London, October 1814 – a time of peace. Britain was no longer at war with France, though the war with the United States of America continued. Nobody realised that in early 1815 Europe would be engulfed by turmoil when Napoleon Bonaparte escaped from Elba, which would culminate in the Battle of Waterloo.
The Horseshoe Brewery, which was named after the public house next door, lay between Tottenham Court Road, Bainbridge Street, New Street and Great Russell Street. This was almost the unmarked boundary between the upmarket West End of London and the notorious slums of St Giles.
The slum tenements of St Giles, London

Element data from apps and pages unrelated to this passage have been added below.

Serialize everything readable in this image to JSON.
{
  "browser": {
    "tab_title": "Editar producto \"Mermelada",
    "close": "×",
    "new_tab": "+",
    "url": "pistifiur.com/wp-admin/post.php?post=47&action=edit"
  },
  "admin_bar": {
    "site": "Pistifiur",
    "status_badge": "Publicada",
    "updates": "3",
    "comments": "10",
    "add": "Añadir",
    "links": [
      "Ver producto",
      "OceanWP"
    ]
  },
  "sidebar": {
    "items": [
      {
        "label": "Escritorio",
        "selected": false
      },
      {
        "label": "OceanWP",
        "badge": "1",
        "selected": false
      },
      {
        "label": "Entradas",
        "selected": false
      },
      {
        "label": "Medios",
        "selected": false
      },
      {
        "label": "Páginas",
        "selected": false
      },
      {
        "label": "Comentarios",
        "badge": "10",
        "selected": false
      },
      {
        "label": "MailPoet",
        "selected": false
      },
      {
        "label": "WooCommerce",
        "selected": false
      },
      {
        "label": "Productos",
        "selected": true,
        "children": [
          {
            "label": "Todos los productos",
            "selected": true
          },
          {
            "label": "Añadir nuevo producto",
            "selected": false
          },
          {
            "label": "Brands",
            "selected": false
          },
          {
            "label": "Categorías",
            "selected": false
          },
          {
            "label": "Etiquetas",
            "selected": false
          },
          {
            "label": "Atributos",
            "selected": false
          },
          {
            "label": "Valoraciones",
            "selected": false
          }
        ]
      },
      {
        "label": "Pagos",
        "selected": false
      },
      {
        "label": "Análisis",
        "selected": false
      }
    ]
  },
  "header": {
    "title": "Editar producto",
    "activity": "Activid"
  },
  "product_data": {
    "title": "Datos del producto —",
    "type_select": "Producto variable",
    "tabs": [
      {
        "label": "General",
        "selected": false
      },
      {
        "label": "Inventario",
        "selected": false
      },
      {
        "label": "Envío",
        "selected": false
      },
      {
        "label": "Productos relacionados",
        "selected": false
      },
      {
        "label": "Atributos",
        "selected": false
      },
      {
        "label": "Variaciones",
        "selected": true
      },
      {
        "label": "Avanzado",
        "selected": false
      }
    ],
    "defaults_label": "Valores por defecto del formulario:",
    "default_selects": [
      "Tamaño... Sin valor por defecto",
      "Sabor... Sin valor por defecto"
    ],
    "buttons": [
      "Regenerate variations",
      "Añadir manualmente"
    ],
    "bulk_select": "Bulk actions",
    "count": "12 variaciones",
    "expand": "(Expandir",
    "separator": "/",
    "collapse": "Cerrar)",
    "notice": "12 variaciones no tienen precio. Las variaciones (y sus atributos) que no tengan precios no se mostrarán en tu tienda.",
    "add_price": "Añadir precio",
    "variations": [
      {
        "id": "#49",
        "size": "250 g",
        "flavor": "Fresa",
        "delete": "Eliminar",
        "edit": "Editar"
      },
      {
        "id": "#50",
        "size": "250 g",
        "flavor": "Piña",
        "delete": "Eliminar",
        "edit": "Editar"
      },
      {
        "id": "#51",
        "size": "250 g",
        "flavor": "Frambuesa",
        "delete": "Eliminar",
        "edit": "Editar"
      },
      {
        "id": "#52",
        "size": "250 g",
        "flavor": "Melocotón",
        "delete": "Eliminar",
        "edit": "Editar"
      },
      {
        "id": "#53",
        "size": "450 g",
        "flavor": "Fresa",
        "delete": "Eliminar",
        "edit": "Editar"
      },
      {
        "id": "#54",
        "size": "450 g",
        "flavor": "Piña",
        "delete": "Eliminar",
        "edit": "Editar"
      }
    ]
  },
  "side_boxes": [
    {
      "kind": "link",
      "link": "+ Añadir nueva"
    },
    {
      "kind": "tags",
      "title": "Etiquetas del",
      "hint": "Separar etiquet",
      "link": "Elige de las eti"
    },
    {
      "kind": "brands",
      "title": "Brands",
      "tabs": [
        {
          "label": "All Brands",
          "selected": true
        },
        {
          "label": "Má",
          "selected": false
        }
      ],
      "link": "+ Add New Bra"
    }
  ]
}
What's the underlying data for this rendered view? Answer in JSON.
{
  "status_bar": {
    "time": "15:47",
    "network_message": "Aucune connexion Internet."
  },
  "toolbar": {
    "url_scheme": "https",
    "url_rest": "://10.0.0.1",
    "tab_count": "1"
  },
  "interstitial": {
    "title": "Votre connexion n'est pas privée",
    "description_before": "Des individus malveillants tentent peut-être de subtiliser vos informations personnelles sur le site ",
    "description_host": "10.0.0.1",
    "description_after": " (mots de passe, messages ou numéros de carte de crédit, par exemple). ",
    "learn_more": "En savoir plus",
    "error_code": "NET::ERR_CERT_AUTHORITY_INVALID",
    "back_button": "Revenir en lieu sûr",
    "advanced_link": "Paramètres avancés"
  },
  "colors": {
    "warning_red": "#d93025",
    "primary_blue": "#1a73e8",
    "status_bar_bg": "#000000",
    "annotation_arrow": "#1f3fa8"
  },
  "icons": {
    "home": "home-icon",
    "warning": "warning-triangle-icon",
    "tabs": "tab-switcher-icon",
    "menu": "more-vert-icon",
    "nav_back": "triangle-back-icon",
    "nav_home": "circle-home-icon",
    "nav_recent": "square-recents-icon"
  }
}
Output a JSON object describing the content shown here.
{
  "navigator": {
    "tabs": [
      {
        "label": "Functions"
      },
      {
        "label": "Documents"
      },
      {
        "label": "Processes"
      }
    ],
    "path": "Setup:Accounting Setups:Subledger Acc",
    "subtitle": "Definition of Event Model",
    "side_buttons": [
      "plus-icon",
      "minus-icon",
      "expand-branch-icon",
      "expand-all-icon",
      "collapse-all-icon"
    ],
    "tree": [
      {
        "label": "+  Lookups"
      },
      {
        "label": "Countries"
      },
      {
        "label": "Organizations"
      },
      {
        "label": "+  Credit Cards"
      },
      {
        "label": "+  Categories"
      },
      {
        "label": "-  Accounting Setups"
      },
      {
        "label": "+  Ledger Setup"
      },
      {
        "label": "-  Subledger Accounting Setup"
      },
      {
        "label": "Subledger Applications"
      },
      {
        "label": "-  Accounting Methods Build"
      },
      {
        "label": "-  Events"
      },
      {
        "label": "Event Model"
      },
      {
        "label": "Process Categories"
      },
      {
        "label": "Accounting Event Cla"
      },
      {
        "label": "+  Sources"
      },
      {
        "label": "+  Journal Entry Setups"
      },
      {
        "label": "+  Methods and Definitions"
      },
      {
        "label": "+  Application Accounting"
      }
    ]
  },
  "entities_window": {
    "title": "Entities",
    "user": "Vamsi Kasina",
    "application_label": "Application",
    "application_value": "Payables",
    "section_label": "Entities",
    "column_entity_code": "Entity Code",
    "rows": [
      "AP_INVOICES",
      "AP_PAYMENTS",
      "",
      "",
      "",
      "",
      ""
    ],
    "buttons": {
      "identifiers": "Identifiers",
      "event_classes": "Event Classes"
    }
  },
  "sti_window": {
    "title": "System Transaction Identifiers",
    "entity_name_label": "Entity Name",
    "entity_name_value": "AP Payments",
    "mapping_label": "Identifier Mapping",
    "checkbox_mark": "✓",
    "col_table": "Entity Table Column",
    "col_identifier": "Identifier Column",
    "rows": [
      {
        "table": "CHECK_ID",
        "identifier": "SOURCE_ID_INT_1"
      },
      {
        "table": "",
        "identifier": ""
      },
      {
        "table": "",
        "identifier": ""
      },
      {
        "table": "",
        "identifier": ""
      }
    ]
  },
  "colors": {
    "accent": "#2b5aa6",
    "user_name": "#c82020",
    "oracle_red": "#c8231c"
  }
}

This brewery was known for its porter, which had grown out of the custom of Londoners drinking a mix of two or three weak and strong beers. In the 1720s one brewer had produced a blend of three beers that was dark brown, almost black, in colour. This strong beer was so popular with market porters that Continue reading